Required action: Reproduce the entries that follow exactly. No picture should appear in the result.

Input:
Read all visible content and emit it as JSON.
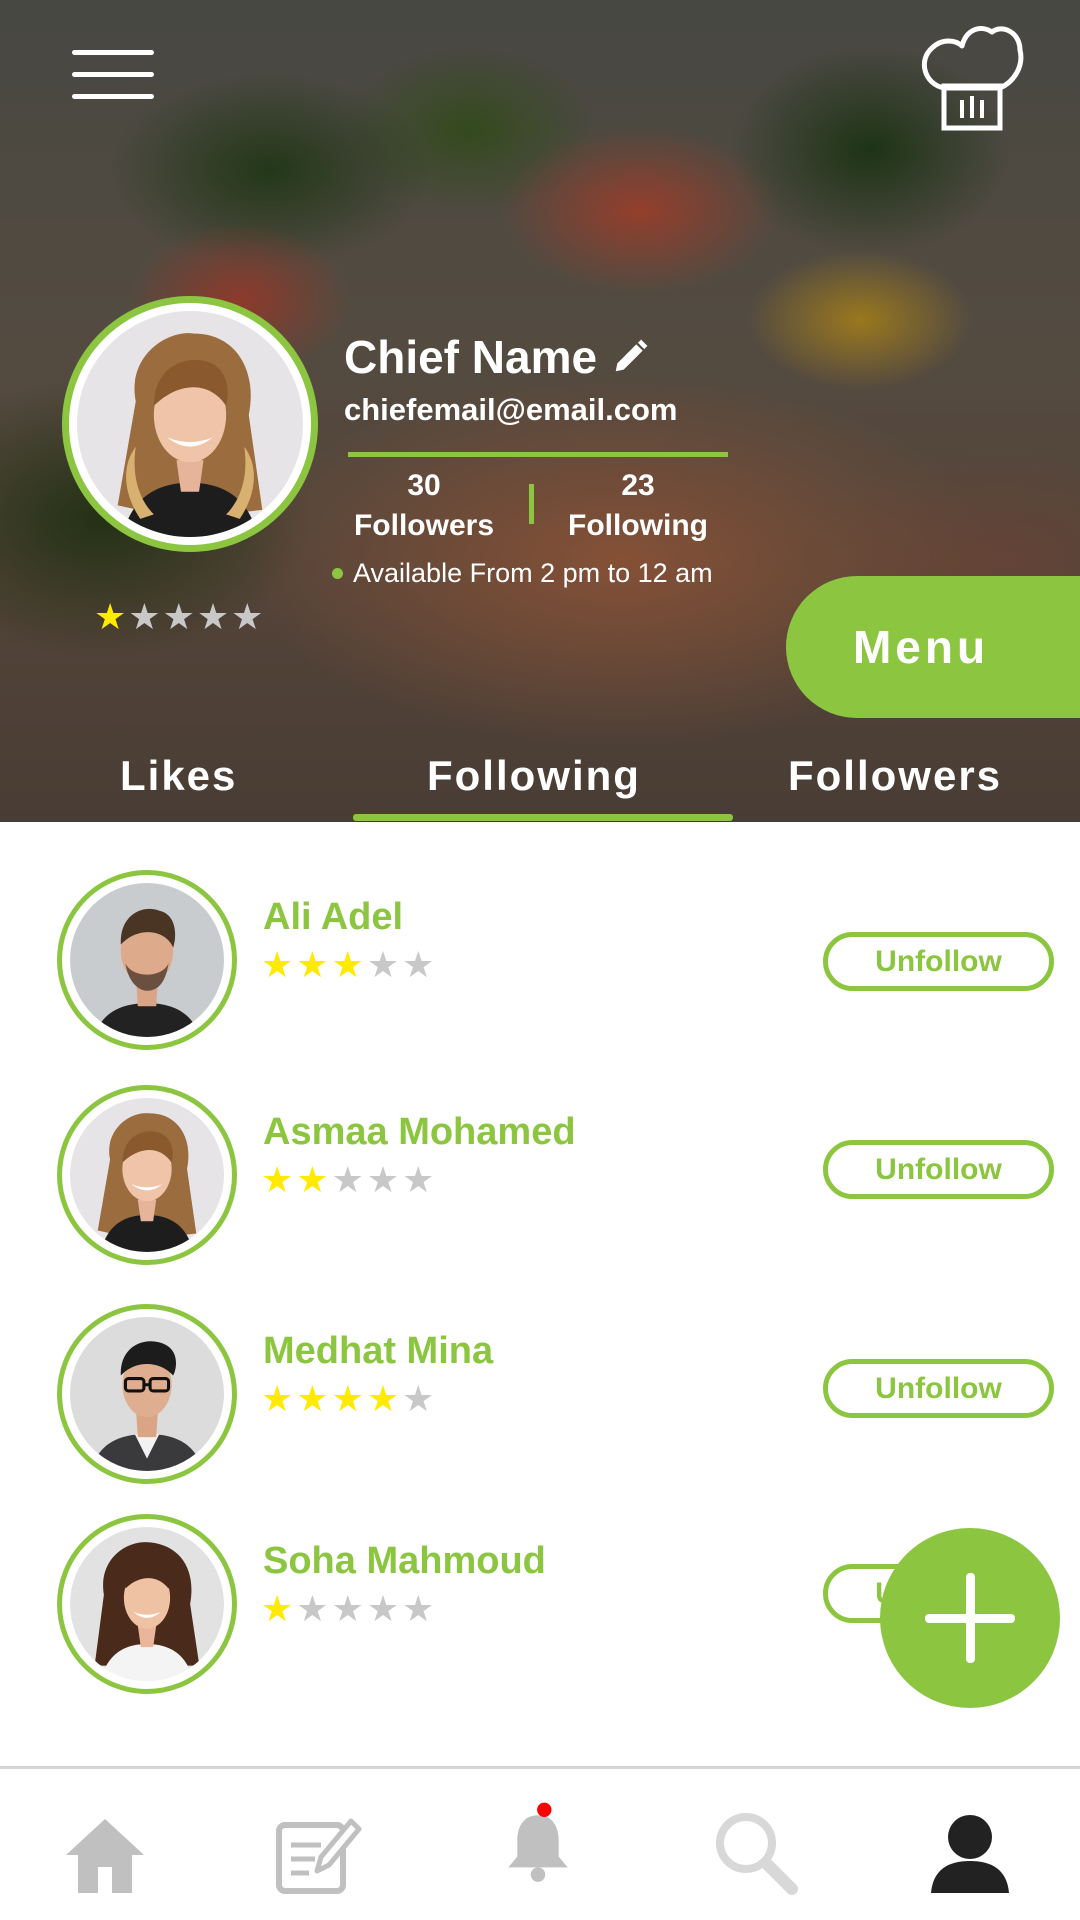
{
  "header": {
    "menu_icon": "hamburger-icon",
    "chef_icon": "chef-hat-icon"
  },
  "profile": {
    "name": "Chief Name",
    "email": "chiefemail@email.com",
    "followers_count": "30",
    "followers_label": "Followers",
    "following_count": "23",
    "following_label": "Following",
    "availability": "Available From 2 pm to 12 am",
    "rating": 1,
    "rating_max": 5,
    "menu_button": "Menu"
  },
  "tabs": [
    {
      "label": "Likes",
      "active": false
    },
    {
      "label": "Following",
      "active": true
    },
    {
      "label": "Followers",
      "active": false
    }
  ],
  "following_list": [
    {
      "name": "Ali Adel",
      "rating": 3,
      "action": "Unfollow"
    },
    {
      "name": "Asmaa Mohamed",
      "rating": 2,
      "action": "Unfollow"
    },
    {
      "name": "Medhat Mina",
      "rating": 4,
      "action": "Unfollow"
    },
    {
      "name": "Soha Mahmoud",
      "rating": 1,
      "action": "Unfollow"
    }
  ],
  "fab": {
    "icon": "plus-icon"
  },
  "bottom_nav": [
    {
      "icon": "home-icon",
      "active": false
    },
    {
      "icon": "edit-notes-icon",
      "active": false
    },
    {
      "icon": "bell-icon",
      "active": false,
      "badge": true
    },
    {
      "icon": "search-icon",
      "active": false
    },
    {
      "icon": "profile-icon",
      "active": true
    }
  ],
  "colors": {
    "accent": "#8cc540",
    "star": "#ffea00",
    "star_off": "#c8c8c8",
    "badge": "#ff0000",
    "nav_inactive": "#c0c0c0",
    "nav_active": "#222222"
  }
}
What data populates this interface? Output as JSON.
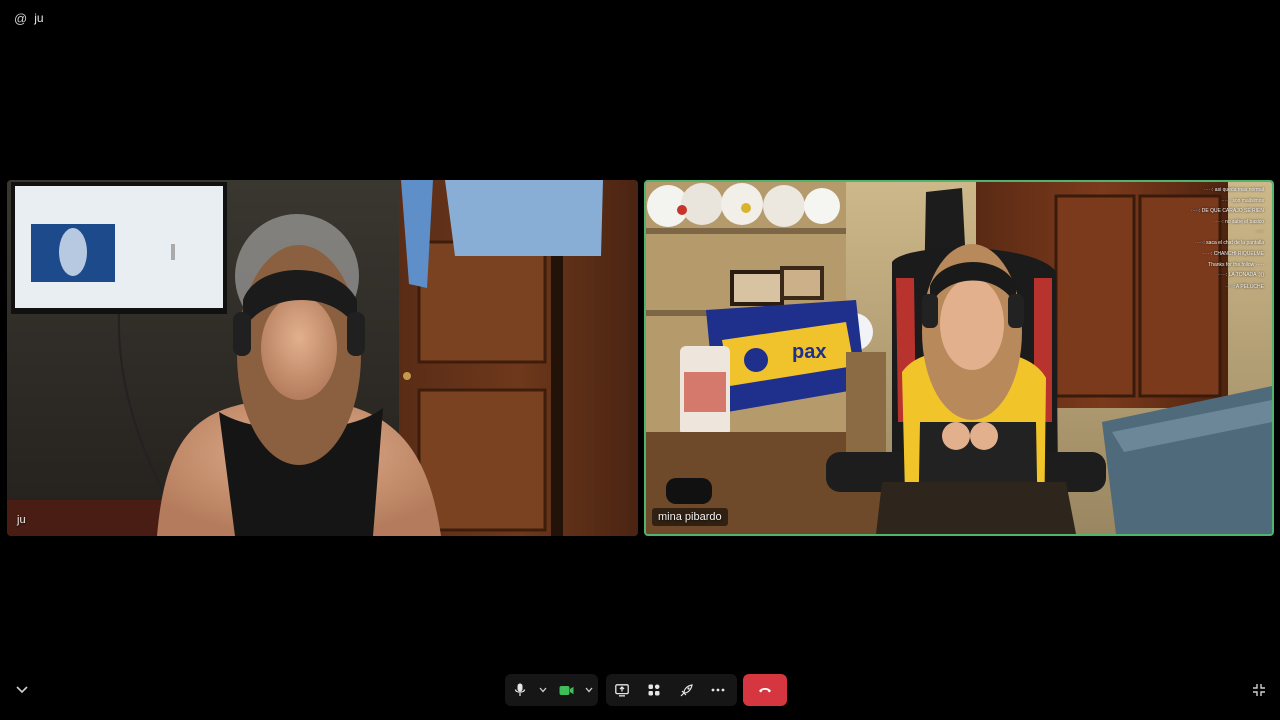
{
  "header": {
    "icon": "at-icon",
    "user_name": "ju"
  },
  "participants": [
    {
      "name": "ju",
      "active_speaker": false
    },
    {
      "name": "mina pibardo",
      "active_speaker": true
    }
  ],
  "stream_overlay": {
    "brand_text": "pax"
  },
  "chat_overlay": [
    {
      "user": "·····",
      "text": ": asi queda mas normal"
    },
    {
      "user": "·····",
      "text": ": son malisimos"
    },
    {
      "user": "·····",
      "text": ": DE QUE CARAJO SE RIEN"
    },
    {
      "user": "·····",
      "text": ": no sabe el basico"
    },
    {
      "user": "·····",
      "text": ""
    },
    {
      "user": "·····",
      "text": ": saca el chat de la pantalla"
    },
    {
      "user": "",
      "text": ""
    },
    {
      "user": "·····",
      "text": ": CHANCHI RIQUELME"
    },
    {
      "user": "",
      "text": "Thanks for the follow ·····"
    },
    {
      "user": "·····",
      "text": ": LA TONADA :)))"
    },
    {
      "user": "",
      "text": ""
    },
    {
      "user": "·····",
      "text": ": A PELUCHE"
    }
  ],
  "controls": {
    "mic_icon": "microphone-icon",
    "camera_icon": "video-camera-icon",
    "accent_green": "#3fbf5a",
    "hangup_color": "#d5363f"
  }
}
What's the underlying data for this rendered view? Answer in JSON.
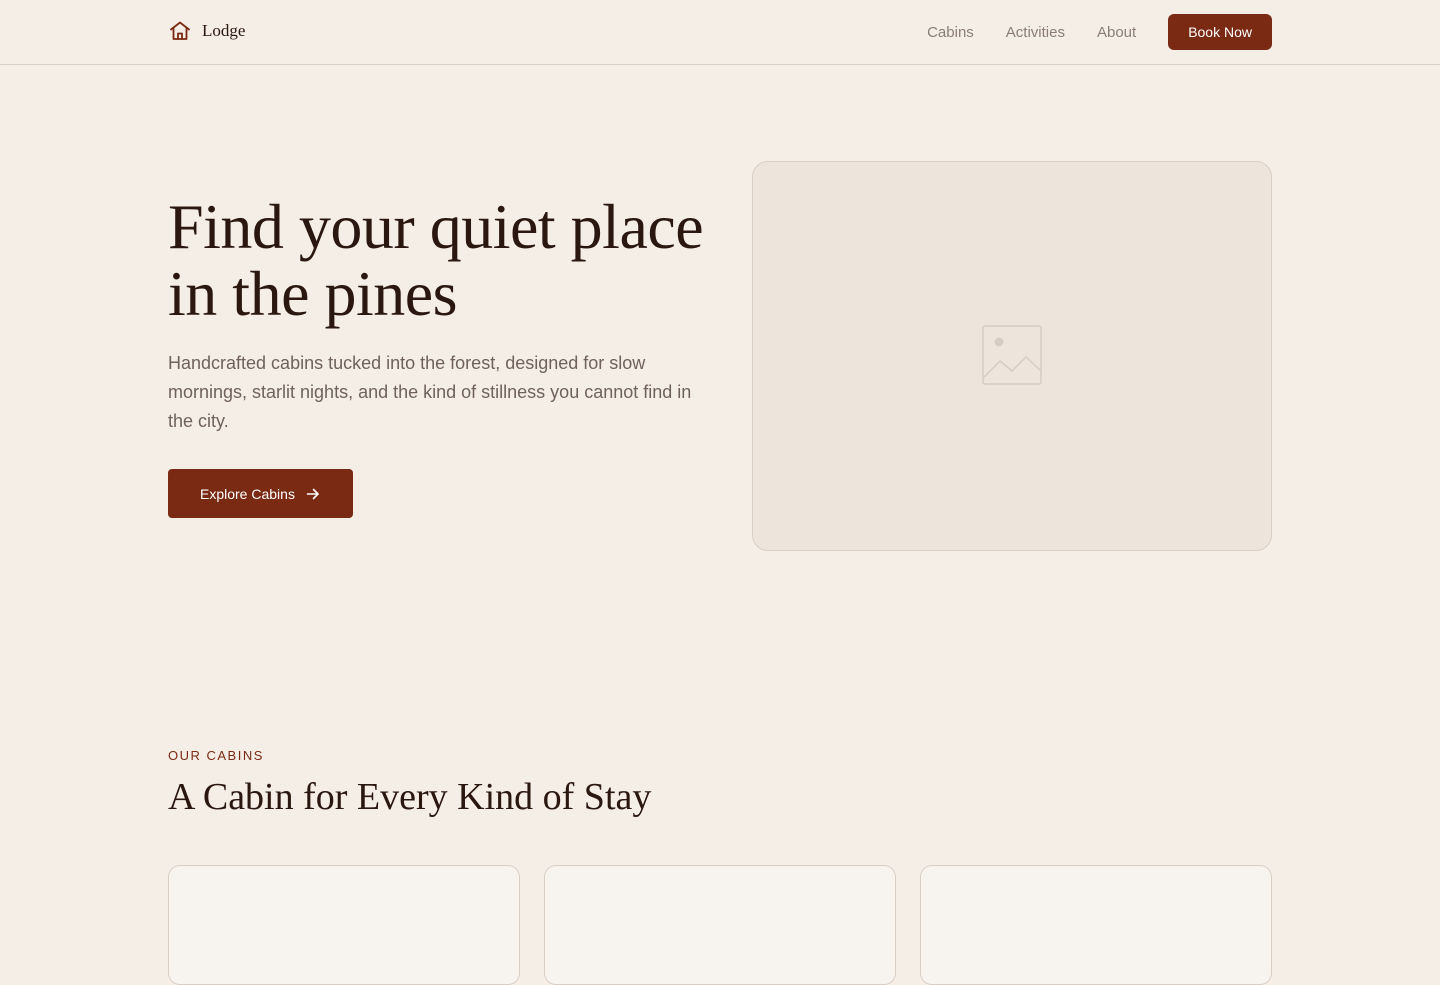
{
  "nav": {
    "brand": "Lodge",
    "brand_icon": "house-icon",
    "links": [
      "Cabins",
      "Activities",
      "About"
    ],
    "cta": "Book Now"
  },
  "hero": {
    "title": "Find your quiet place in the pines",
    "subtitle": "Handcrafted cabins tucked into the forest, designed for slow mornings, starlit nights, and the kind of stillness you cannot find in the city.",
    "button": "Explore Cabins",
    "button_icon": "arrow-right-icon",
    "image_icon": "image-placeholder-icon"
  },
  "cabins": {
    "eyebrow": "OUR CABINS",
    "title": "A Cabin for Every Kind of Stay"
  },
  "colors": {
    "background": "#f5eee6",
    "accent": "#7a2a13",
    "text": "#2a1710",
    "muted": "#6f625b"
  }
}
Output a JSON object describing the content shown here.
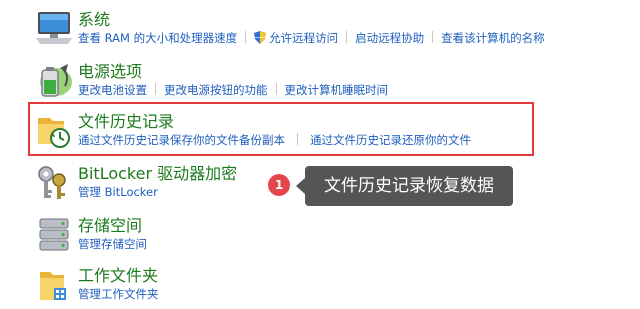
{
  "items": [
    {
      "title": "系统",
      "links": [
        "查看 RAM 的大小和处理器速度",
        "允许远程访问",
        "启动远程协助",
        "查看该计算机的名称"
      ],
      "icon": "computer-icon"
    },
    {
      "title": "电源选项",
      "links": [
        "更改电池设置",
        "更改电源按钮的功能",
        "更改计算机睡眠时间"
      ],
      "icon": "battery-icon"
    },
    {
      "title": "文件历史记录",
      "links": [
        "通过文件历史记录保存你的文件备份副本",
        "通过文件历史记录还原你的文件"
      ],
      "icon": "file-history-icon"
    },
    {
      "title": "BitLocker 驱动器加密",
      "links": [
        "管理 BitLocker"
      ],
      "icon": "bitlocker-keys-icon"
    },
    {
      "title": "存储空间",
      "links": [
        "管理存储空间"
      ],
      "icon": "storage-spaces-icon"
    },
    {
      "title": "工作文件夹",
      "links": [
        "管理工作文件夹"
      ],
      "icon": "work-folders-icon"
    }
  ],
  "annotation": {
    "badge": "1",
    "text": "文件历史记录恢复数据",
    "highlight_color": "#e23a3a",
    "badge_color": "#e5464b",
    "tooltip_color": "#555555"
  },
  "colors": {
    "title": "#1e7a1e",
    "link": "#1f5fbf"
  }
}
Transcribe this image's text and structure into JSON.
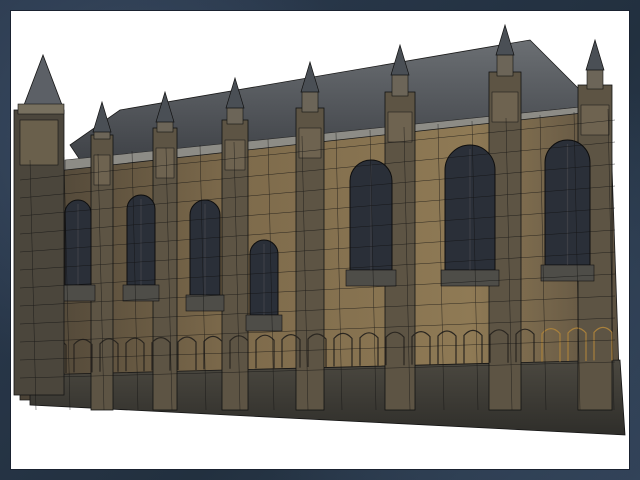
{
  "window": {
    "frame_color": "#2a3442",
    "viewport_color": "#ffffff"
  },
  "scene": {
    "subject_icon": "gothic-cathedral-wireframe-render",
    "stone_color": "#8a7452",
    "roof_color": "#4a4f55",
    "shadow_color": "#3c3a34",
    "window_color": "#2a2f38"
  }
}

Solution to this task:
Read all visible content and emit it as JSON.
{
  "header": {
    "menu_icon": "hamburger-icon",
    "chef_icon": "chef-hat-icon"
  },
  "profile": {
    "name": "Chief Name",
    "email": "chiefemail@email.com",
    "followers_count": "30",
    "followers_label": "Followers",
    "following_count": "23",
    "following_label": "Following",
    "availability": "Available From 2 pm to 12 am",
    "rating": 1,
    "rating_max": 5,
    "menu_button": "Menu"
  },
  "tabs": [
    {
      "label": "Likes",
      "active": false
    },
    {
      "label": "Following",
      "active": true
    },
    {
      "label": "Followers",
      "active": false
    }
  ],
  "following_list": [
    {
      "name": "Ali Adel",
      "rating": 3,
      "action": "Unfollow"
    },
    {
      "name": "Asmaa Mohamed",
      "rating": 2,
      "action": "Unfollow"
    },
    {
      "name": "Medhat Mina",
      "rating": 4,
      "action": "Unfollow"
    },
    {
      "name": "Soha Mahmoud",
      "rating": 1,
      "action": "Unfollow"
    }
  ],
  "fab": {
    "icon": "plus-icon"
  },
  "bottom_nav": [
    {
      "icon": "home-icon",
      "active": false
    },
    {
      "icon": "edit-notes-icon",
      "active": false
    },
    {
      "icon": "bell-icon",
      "active": false,
      "badge": true
    },
    {
      "icon": "search-icon",
      "active": false
    },
    {
      "icon": "profile-icon",
      "active": true
    }
  ],
  "colors": {
    "accent": "#8cc540",
    "star": "#ffea00",
    "star_off": "#c8c8c8",
    "badge": "#ff0000",
    "nav_inactive": "#c0c0c0",
    "nav_active": "#222222"
  }
}
What data populates this interface? Output as JSON.
{
  "header": {
    "icon": "at-icon",
    "user_name": "ju"
  },
  "participants": [
    {
      "name": "ju",
      "active_speaker": false
    },
    {
      "name": "mina pibardo",
      "active_speaker": true
    }
  ],
  "stream_overlay": {
    "brand_text": "pax"
  },
  "chat_overlay": [
    {
      "user": "·····",
      "text": ": asi queda mas normal"
    },
    {
      "user": "·····",
      "text": ": son malisimos"
    },
    {
      "user": "·····",
      "text": ": DE QUE CARAJO SE RIEN"
    },
    {
      "user": "·····",
      "text": ": no sabe el basico"
    },
    {
      "user": "·····",
      "text": ""
    },
    {
      "user": "·····",
      "text": ": saca el chat de la pantalla"
    },
    {
      "user": "",
      "text": ""
    },
    {
      "user": "·····",
      "text": ": CHANCHI RIQUELME"
    },
    {
      "user": "",
      "text": "Thanks for the follow ·····"
    },
    {
      "user": "·····",
      "text": ": LA TONADA :)))"
    },
    {
      "user": "",
      "text": ""
    },
    {
      "user": "·····",
      "text": ": A PELUCHE"
    }
  ],
  "controls": {
    "mic_icon": "microphone-icon",
    "camera_icon": "video-camera-icon",
    "accent_green": "#3fbf5a",
    "hangup_color": "#d5363f"
  }
}
What's the underlying data for this rendered view? Answer in JSON.
{
  "nav": {
    "brand": "Lodge",
    "brand_icon": "house-icon",
    "links": [
      "Cabins",
      "Activities",
      "About"
    ],
    "cta": "Book Now"
  },
  "hero": {
    "title": "Find your quiet place in the pines",
    "subtitle": "Handcrafted cabins tucked into the forest, designed for slow mornings, starlit nights, and the kind of stillness you cannot find in the city.",
    "button": "Explore Cabins",
    "button_icon": "arrow-right-icon",
    "image_icon": "image-placeholder-icon"
  },
  "cabins": {
    "eyebrow": "OUR CABINS",
    "title": "A Cabin for Every Kind of Stay"
  },
  "colors": {
    "background": "#f5eee6",
    "accent": "#7a2a13",
    "text": "#2a1710",
    "muted": "#6f625b"
  }
}
Output a JSON object describing the content shown here.
{
  "items": [
    {
      "title": "系统",
      "links": [
        "查看 RAM 的大小和处理器速度",
        "允许远程访问",
        "启动远程协助",
        "查看该计算机的名称"
      ],
      "icon": "computer-icon"
    },
    {
      "title": "电源选项",
      "links": [
        "更改电池设置",
        "更改电源按钮的功能",
        "更改计算机睡眠时间"
      ],
      "icon": "battery-icon"
    },
    {
      "title": "文件历史记录",
      "links": [
        "通过文件历史记录保存你的文件备份副本",
        "通过文件历史记录还原你的文件"
      ],
      "icon": "file-history-icon"
    },
    {
      "title": "BitLocker 驱动器加密",
      "links": [
        "管理 BitLocker"
      ],
      "icon": "bitlocker-keys-icon"
    },
    {
      "title": "存储空间",
      "links": [
        "管理存储空间"
      ],
      "icon": "storage-spaces-icon"
    },
    {
      "title": "工作文件夹",
      "links": [
        "管理工作文件夹"
      ],
      "icon": "work-folders-icon"
    }
  ],
  "annotation": {
    "badge": "1",
    "text": "文件历史记录恢复数据",
    "highlight_color": "#e23a3a",
    "badge_color": "#e5464b",
    "tooltip_color": "#555555"
  },
  "colors": {
    "title": "#1e7a1e",
    "link": "#1f5fbf"
  }
}
Transcribe this image's text and structure into JSON.
{
  "window": {
    "frame_color": "#2a3442",
    "viewport_color": "#ffffff"
  },
  "scene": {
    "subject_icon": "gothic-cathedral-wireframe-render",
    "stone_color": "#8a7452",
    "roof_color": "#4a4f55",
    "shadow_color": "#3c3a34",
    "window_color": "#2a2f38"
  }
}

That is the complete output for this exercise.